(Component data from apps and pages)
---------------

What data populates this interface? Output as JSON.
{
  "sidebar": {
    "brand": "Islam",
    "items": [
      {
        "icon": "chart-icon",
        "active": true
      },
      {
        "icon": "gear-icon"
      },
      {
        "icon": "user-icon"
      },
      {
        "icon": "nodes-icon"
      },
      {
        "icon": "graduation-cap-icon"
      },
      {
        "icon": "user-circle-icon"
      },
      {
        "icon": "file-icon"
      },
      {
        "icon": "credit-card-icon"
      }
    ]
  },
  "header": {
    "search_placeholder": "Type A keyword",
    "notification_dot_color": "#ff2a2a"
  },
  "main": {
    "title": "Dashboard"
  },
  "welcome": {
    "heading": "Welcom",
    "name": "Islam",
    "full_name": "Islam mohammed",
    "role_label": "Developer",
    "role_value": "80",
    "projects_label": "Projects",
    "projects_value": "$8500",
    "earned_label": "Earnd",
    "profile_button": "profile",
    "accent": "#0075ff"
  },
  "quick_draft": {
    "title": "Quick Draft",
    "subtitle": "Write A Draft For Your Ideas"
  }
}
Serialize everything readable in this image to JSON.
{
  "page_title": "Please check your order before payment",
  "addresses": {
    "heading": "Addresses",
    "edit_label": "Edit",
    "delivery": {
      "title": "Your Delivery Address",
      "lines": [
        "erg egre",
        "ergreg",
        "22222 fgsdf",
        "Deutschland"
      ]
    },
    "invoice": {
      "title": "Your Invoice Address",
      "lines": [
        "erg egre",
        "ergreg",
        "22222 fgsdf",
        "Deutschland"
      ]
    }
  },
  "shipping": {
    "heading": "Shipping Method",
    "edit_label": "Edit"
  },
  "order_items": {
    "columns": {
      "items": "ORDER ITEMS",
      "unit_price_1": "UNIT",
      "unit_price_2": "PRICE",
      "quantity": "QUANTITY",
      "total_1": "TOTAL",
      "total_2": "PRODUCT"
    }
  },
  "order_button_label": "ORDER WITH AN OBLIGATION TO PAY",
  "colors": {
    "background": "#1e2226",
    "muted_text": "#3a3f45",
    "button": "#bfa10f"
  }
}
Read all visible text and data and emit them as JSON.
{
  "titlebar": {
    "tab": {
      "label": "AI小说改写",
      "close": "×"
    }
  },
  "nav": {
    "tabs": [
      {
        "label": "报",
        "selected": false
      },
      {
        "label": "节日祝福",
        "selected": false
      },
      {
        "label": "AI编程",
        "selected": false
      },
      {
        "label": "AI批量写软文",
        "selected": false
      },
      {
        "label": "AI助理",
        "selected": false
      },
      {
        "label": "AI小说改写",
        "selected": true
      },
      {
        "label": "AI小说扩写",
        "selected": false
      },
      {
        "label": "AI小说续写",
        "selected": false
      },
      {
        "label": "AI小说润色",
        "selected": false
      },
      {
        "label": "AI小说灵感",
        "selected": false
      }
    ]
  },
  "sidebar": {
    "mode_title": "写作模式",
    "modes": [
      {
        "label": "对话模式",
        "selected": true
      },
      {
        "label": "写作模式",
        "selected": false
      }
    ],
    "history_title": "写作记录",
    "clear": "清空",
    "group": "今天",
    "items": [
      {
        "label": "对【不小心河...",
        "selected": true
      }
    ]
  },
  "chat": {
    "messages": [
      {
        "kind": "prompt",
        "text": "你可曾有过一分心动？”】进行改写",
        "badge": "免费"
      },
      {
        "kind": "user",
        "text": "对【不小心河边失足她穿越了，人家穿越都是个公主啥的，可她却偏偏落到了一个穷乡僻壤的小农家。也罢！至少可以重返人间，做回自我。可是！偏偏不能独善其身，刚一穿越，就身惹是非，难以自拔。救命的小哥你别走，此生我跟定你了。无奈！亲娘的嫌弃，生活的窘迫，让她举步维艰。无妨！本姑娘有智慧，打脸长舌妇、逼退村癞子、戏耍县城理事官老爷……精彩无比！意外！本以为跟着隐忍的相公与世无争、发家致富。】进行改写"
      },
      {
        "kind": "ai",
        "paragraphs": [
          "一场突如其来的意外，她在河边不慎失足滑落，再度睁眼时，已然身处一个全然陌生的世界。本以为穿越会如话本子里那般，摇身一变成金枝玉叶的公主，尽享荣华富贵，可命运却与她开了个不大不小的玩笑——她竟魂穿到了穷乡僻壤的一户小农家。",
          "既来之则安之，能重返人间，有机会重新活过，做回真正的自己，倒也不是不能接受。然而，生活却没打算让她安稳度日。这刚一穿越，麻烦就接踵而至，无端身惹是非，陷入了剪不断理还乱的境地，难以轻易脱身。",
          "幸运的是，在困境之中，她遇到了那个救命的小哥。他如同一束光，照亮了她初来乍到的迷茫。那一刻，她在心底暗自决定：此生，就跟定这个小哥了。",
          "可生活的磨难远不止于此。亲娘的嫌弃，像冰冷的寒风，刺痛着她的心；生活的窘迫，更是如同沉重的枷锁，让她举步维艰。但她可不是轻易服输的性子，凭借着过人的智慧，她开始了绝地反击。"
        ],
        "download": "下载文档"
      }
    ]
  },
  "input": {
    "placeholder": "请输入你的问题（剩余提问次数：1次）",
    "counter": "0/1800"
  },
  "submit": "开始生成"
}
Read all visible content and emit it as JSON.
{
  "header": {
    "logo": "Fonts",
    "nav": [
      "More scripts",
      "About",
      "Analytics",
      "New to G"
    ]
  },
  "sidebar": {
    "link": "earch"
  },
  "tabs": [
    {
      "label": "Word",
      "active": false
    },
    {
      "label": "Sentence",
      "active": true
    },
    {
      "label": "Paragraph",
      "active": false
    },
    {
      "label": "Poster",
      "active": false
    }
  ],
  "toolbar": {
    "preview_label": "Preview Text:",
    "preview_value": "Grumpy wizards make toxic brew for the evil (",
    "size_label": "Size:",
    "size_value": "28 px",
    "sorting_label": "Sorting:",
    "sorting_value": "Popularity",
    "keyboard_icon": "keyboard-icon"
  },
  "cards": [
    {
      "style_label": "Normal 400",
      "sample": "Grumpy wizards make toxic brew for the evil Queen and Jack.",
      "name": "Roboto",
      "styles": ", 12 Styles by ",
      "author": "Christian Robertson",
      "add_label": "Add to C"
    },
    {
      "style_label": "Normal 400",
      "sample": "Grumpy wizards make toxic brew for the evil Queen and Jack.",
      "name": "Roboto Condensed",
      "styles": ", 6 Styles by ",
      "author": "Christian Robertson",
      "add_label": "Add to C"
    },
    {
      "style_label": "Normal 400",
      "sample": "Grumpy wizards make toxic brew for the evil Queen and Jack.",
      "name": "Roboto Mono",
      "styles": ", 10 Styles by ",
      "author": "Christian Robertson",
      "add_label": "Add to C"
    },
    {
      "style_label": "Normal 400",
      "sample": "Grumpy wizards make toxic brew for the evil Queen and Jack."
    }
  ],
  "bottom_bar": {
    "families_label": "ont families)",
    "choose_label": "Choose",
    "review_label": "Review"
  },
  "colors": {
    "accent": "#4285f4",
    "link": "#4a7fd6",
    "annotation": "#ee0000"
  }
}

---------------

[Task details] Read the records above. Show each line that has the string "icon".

[Written answer]
        "icon": "chart-icon",
        "icon": "gear-icon"
        "icon": "user-icon"
        "icon": "nodes-icon"
        "icon": "graduation-cap-icon"
        "icon": "user-circle-icon"
        "icon": "file-icon"
        "icon": "credit-card-icon"
    "keyboard_icon": "keyboard-icon"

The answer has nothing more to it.